- Mohammed Sadia, Phelan Marie M., Rasul Usman, Ramesh Vasudevan: NMR elucidation of the role of Mg2+ in the structure and stability of the conserved RNA motifs of the EMCV IRES element. (iupac.org)
- In contrast, the cleavage motifs of LPAI viruses typically have only two basic amino acids, at positions -1 and -4 from the cleavage site for the H5 and at positions -1 and -3 for the H7 subtype ( 2 ). (cdc.gov)
- The HuR three RNA recognition motifs ( RRMs ) and hinge region (amino acids 186-244), containing the HuR nucleocytoplasmic shuttling ( HNS ) domain, are indicated. (wiley.com)
- Protection of hDAF-transgenic porcine endothelial cells against activation by human complement: role of the membrane attack complex, Xenotransplantation, 9:97-105 (2002). (freepatentsonline.com)
- The dizinc complex with 2 [(Zn 2+ ) 2 - 2 ] showed higher activities toward ApA cleavage than the dizinc complex using an analogous dinucleating ligand having four 2-pyridylmethyl donor moieties [(Zn 2+ ) 2 - 1 ] at pH 5-8. (springer.com)

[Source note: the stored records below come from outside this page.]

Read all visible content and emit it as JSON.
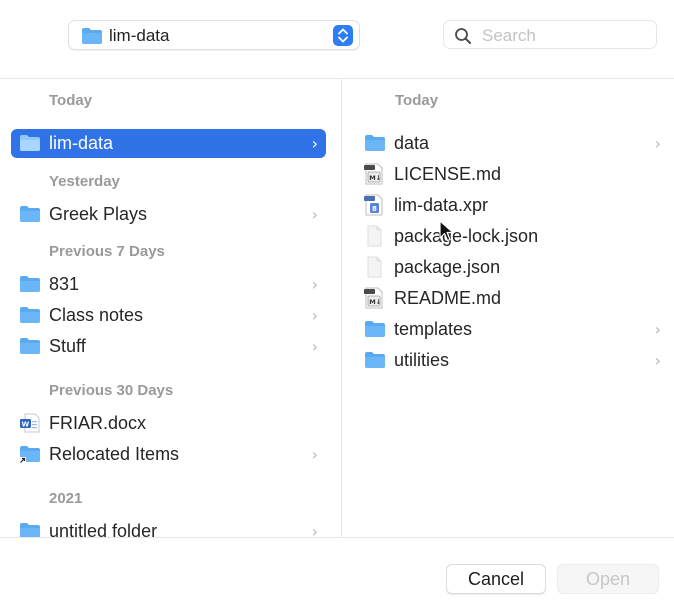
{
  "toolbar": {
    "location": "lim-data",
    "search_placeholder": "Search"
  },
  "left_column": {
    "today_label": "Today",
    "today_item": "lim-data",
    "yesterday_label": "Yesterday",
    "yesterday_item": "Greek Plays",
    "prev7_label": "Previous 7 Days",
    "prev7_items": [
      "831",
      "Class notes",
      "Stuff"
    ],
    "prev30_label": "Previous 30 Days",
    "prev30_items": [
      "FRIAR.docx",
      "Relocated Items"
    ],
    "year_label": "2021",
    "year_items": [
      "untitled folder"
    ]
  },
  "right_column": {
    "header": "Today",
    "items": [
      "data",
      "LICENSE.md",
      "lim-data.xpr",
      "package-lock.json",
      "package.json",
      "README.md",
      "templates",
      "utilities"
    ]
  },
  "buttons": {
    "cancel": "Cancel",
    "open": "Open"
  },
  "colors": {
    "selection": "#2f73e6",
    "folder": "#5aaaf2",
    "section_label": "#9a9a9a"
  },
  "icons": {
    "folder": "folder-icon",
    "markdown": "markdown-file-icon",
    "xpr": "xpr-file-icon",
    "json": "document-icon",
    "word": "word-document-icon",
    "alias": "alias-folder-icon",
    "search": "search-icon",
    "chevron": "chevron-right-icon"
  }
}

- These RISCs take the form of a RNA-induced transcriptional silencing complex (RITS). (wikipedia.org)
- We further propose that the evolutionarily conserved centralspindlin complex serves as a master controller of cell cleavage in Drosophila by promoting both furrow formation and ingression. (biologists.org)
- Complex chloroplast RNA metabolism: just debugging the genetic programme? (biomedcentral.com)
- RNAs from the CRISPR loci are hypothesized to guide the CRISPR-Cas defense response based on their potential to base pair with invading nucleic acids. (pubmedcentralcanada.ca)
- Multitarget-ribozyme directed to cleave at up to nine highly conserved HIV-1 env RNA regions inhibits HIV-1 replication-potential effectiveness against most presently sequenced HIV-1 isolates, Nucleic Acids Res. (patentgenius.com)
- Characterization of the cleavage site and function of resulting cleavage fragments after limited proteolysis of Clostridium difficile toxin B (TcdB) by host cells. (mpg.de)
- In the C-cleavage reaction, methylated regions are cleaved at every C to create fragments containing at least one CpG site each. (aacrjournals.org)
- The obtained mixture of fragments can be analyzed by MALDI-TOF-MS. B. In our newly developed method, we eliminated the C-cleavage, and by using T-cleavage we achieved the same result. (aacrjournals.org)
- Further, a portrait is emerging whereby small RNA pathways play key roles in integrating responses to environmental stimuli and transmitting epigenetic information about such responses from one generation to the next. (frontiersin.org)
- Regardless of whether microtubules play inhibitory or stimulatory roles, it is obvious that they must interact with the cell cortex to promote the formation and ingression of the cleavage furrow. (biologists.org)
- There are also numerous modified bases and sugars found in RNA that serve many different roles. (wikidoc.org)
- The specific roles of many of these modifications in RNA are not fully understood. (wikidoc.org)
- Recent studies have found that, in addition, regulatory RNAs have important roles for bacterial cell growth and physiology. (asm.org)
- This domain adds essential structural elements to the CASP-domain and is unique to RNA/DNA-processing nucleases, showing that they are pre-mRNA 3'-end-processing endonucleases [ PMID: 17128255 , PMID: 20544974 , PMID: 21764917 ]. (ebi.ac.uk)
- The most important structural feature of RNA, that distinguishes it from DNA is the presence of a hydroxyl group at the 2'-position of the ribose sugar. (wikidoc.org)
- Structural analysis of these RNAs have revealed that they are highly structured. (wikidoc.org)
- To find an efficient and more cost-effective high-throughput method for analyzing the methylation profile in breast cancer, we developed a method that allows for the simultaneous detection of multiple target CpG residues by using thymidine-specific cleavage mass array on matrix-assisted laser desorption/ionization time-of-flight silicon chips. (aacrjournals.org)
- This assay is a tool for the detection and quantitative analysis of DNA methylation using MALDI-TOF MS and MassCLEAVE reagent, which enables base-specific (C/T) cleavage reactions ( 5 , 7 , 8 ). (aacrjournals.org)